There are best practices that should be adhered to, regardless of the model that you subscribe to. Formative assessment on a regular basis is key to successful implementation in both a standards-based model as well as competency-based. Both students and teachers should own the data. It's important for students to know where they stand, and what goals they need to set in order to succeed and continue growing. Students can own individual data, as well as class data. Doing this makes learning more visible, thus empowering students.

And finally, using that data to inform instruction and shift strategies when need be. We know that a one size fits all approach does not work, which means it's important for teachers to be flexible in their approach.

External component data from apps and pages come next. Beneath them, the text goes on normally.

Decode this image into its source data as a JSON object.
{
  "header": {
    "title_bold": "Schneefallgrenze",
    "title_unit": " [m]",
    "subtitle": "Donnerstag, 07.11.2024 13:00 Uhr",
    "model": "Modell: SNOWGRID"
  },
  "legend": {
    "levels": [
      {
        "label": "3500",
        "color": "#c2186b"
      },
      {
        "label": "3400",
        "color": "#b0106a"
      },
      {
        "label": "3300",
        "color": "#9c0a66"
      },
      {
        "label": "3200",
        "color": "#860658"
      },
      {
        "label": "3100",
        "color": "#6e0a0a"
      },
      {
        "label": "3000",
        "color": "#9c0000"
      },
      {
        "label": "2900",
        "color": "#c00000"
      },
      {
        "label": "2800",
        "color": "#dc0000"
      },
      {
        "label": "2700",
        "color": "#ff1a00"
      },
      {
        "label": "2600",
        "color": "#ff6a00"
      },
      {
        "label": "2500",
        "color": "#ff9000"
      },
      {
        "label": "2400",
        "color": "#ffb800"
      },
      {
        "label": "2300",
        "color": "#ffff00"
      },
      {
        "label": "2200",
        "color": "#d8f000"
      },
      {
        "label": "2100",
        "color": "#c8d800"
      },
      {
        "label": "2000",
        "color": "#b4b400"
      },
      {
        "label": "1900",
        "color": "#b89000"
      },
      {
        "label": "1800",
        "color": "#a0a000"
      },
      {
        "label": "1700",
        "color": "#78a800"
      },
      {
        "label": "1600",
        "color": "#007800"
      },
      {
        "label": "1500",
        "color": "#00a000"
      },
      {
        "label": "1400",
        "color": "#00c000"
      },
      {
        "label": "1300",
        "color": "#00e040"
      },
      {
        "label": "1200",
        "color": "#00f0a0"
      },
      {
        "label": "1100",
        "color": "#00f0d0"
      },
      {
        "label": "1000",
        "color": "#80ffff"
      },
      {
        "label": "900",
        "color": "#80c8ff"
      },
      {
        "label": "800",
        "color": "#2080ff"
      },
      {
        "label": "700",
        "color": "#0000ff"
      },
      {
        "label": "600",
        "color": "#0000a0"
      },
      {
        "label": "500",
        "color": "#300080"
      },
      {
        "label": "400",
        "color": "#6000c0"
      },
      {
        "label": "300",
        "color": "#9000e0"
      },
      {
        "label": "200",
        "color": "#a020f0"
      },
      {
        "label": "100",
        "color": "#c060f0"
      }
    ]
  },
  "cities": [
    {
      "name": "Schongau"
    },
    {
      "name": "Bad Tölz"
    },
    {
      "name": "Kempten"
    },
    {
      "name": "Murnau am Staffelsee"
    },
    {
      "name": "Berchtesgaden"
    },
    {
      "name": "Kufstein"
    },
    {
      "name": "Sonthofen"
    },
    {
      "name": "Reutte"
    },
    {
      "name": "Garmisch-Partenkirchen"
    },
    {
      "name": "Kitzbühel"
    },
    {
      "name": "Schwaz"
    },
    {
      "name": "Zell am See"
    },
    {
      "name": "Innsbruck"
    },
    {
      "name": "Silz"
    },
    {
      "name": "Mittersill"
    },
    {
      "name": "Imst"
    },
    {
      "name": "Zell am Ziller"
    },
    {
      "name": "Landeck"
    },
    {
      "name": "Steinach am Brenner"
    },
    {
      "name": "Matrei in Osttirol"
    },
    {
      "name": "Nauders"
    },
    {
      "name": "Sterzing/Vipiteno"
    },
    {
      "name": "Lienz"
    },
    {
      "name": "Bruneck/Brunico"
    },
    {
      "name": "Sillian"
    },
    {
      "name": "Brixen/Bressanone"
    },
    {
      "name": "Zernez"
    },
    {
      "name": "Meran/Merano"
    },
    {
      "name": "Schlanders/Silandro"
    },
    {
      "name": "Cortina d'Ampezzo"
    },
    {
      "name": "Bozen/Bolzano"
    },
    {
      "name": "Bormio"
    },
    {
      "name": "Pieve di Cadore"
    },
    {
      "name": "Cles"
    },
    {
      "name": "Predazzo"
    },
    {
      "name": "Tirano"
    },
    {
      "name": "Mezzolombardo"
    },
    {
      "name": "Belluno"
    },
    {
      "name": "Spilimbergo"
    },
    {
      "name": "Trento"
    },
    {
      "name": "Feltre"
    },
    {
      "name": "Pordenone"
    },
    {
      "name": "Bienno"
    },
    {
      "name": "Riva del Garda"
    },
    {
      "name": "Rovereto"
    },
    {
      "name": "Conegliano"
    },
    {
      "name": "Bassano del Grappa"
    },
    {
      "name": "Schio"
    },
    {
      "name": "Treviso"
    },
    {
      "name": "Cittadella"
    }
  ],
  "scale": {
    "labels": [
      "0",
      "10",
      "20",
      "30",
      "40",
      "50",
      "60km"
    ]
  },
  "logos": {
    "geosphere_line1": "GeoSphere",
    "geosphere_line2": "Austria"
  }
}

Let's look at standards and competency-based instruction, and how they're different from traditional education. We'll start with standards-based. Since the '90s, education has been mostly standards-based, But today, there are fewer standards that have more rigor, are clearer, and include thinking practices.

This is thanks largely in part to the advent of initiatives, such as the Next Generation Science Standards, the Historical Thinking Standards, and the Common Core State Standards. Although we still lack a national curriculum, more states than ever are on the same page.

When we look at competency-based instruction today, we find more of an emphasis on mastery of learning. This master and move on model allows students to self-pace. Another result of this approach is that it allows students to engage in much more authentic, problem-based learning. There is a three minute video found on the Common Core website that does a nice job of explaining how this all fits together.

It's time to summarize what we covered in today's video. We defined standards and competency-based instruction, we talked about best practices, and we went over the differences between competency-based and standards-based versus traditional education.

Here's some food for thought. Do your grading practices reflect your instructional practices? As you reflect on how this information can be applied, you may want to explore the additional resources section that accompanies this video presentation. This is where you'll find links to resources chosen to help you deepen your learning and explore ways to apply your newly acquired skill set. Thanks again for watching. Have a great day. We'll see you next time.

Notes on "Analyze Standards Based and Competency Based Instruction"

(00:00-00:12) Intro

(00:13-00:59) The Dreaded Weigh In

(01:00-02:23) Definitions

(02:24-03:10) Best Practices

(03:11-04:10) Differences From Traditional Education

(04:11-04:28) Summary

(04:29-04:56) Food For Thought

Additional Resources

In ‘Flipped’ Classrooms, a Method for Mastery

NY Times Blog by TINA ROSENBERG - The Flipped Classroom as a Mastery Learning Model - This article connects flipped learning and mastery.Through the use of flipped lesson, the author demonstrates how the teacher can focus on personalized instruction and mastery in the classroom. She provides useful examples of what a mastery based flipped classroom would look like and suggestions to achieve such an environment.

Hattie Ranking: Influences And Effect Sizes Related To Student Achievement

Official John Hattie Website on Making Learning Visible. This website offers a clear overview of the effect size of research-based instructional strategies on student achievement. In addition to the breakdown on effect size, the site includes videos explaining effect size and strategies, as well as interviews with and presentations by John Hattie.

Harvard Graduate School of Education : Project Zero, Making Learning Visible

This site provides insights from the research on the application of making learning visible. In particular, this project focused on building a culture of community in the classroom to impact change and increase achievement.

Making Learning Visible

This is the official website of making learning visible.

Dr. Douglas Reeves - Toxic Grading Practices

Reeves explains the problem with using a 0 in classroom grading practices and provides practical strategies for alternatives to using a 0. This is a must see video for any educator considering changing the culture of grades in their classroom.